[Mineral content in bones of children with symptomless celiac disease and gluten-free diet].Orv Hetil 1997; 138(51):3233-8OH
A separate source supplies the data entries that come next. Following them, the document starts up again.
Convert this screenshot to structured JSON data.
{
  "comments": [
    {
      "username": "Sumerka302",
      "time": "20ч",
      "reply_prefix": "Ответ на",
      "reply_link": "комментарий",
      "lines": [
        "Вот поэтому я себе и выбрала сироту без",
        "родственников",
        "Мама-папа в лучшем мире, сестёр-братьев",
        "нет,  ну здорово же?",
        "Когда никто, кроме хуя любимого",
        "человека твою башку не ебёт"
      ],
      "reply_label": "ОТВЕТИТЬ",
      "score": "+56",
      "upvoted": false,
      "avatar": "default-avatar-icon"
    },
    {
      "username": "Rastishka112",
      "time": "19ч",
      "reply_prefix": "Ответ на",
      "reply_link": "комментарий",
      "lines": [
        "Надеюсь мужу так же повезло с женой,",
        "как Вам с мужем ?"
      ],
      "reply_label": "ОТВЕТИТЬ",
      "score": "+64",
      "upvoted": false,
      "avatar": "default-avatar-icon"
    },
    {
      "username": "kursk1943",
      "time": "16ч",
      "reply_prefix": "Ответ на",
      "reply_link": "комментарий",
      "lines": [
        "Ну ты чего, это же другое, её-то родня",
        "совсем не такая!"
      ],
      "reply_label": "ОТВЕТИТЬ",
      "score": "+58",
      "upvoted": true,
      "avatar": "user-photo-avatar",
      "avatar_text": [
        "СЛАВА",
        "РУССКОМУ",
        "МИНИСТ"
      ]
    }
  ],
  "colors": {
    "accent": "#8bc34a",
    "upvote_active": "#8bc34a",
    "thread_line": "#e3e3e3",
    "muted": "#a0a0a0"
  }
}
Osteoporosis is a complication of adult celiac disease. The gluten-free diet improves but does not normalize bone mineral density. Only few and conflicting data are known about the influence of the disease and diet on bone mineralization in children. The aim of this study was to evaluate the radial bone mineral content (BMC) and density (BMD) in children and adolescents who are asymptomatic on gluten-free diet. The BMD and BMC values of non-dominant radius midshaft in ninety-one children (53 girls and 38 boys, mean age: 11.7 years, mean duration of disease: 8.7 years) were determined by single photon absorptiometry. At the diagnosis and at least three years after gluten-free diet, serum calcium, phosphorous and albumin concentrations and alkaline phosphatase activities were determined in all, and additionally intact parathormone concentrations in 16 patients. The mean BMC Z-score value in the entire study population did not differ from the value of normal age-matched population (mean Z-score: -0.27), but in female adolescent group was significantly lower than the normal value (mean Z-score: -1.04, p < 0.01). In contrast, the mean BMC Z-score value was significantly higher than in normal value in girls (mean Z-score: +1.36, p < 0.001), in boys (mean Z-score: +0.53, p < 0.02) as well as in the total patients group (mean Z-score: +1.01, p < 0.001). The diameter of radius midshaft was significantly smaller in all age group than the normal mean value. Serum laboratory parameters of asymptomatic patients were in the normal range. The serum parathormone value in treated patients was significantly lower than in untreated celiac children (mean +/- SD: 3.77 +/- 1.07 versus 7.89 +/- 2.54, p < 0.01), but significantly higher compared to controls (2.89 +/- 0.9, p < 0.05). The data indicate that the gluten-free diet alone is not able to normalize bone mineralization in children. The significant increase of serum parathormone level in treated asymptomatic patients may be explained by the lower calcium content of gluten-free diet. The authors suppose that low calcium supply in children similarly to adult patients can lead to increased parathormone secretion, which can cause the retardation of bone growth even in treated patients with celiac disease.